- Opening Delimiter -

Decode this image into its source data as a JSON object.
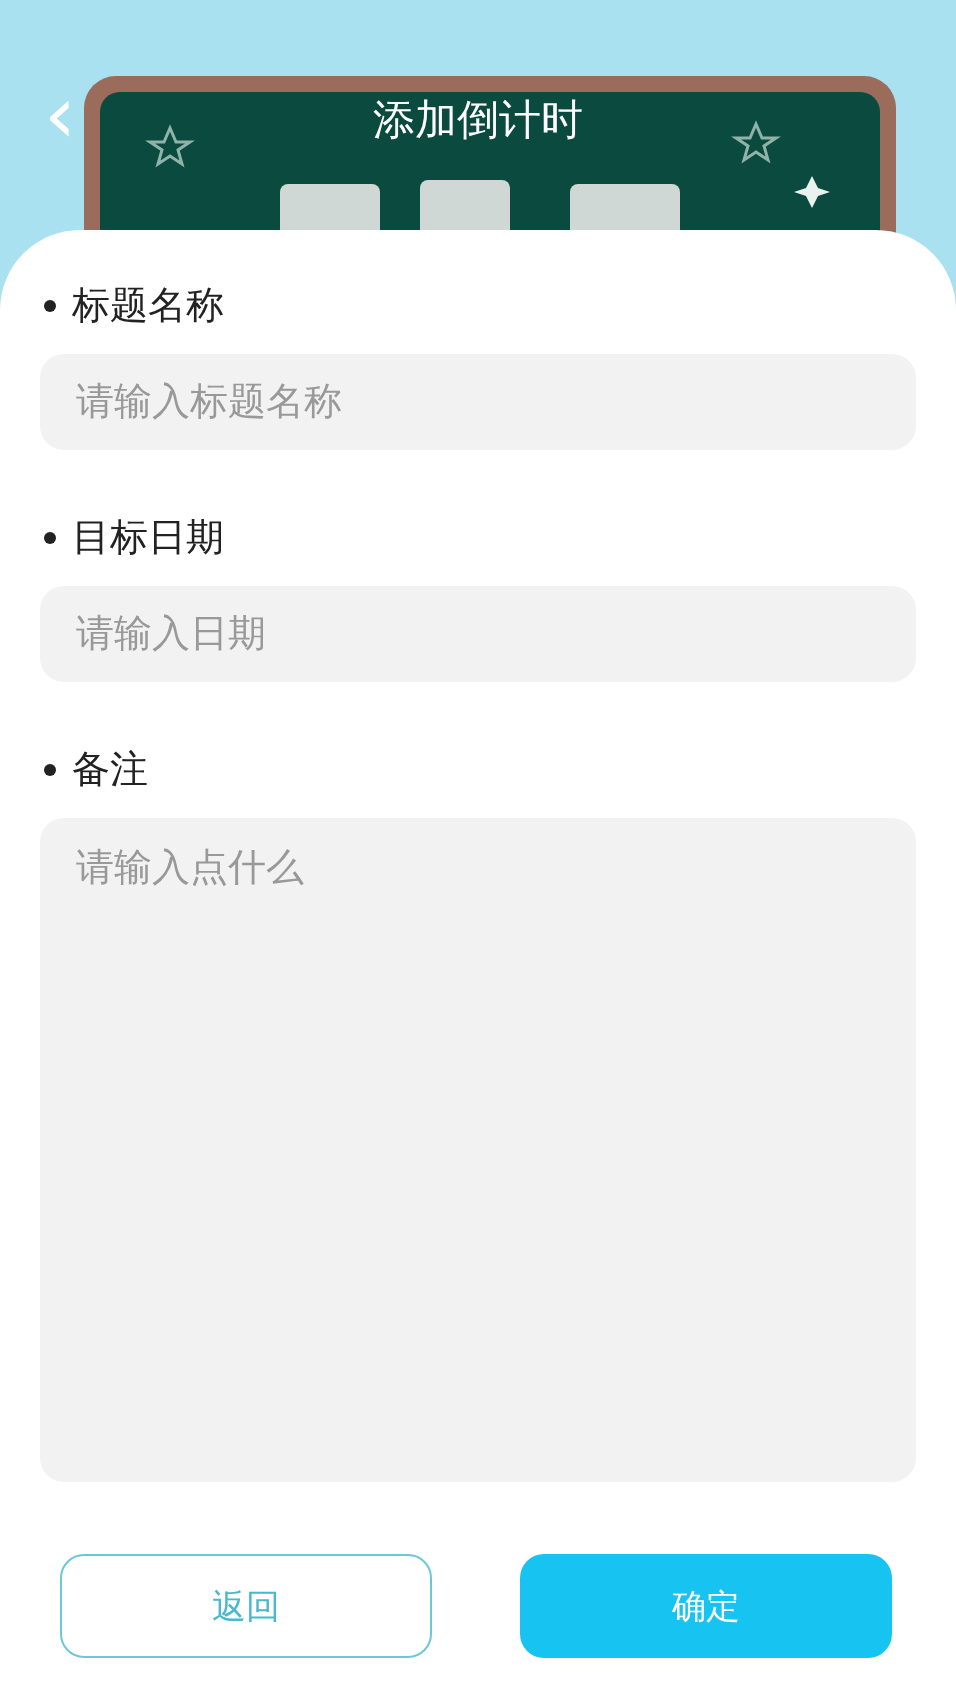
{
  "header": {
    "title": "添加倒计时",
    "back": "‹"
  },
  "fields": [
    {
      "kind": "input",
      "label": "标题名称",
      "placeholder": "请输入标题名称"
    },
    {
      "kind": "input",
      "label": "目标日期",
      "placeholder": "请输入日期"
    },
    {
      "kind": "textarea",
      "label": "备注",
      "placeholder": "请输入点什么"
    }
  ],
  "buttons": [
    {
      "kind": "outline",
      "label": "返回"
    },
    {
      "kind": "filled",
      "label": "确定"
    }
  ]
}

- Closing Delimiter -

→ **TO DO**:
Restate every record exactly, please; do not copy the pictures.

→ **EXPECTED ANSWER**:
Decode this image into its source data as a JSON object.
{
  "header": {
    "title": "添加倒计时",
    "back": "‹"
  },
  "fields": [
    {
      "kind": "input",
      "label": "标题名称",
      "placeholder": "请输入标题名称"
    },
    {
      "kind": "input",
      "label": "目标日期",
      "placeholder": "请输入日期"
    },
    {
      "kind": "textarea",
      "label": "备注",
      "placeholder": "请输入点什么"
    }
  ],
  "buttons": [
    {
      "kind": "outline",
      "label": "返回"
    },
    {
      "kind": "filled",
      "label": "确定"
    }
  ]
}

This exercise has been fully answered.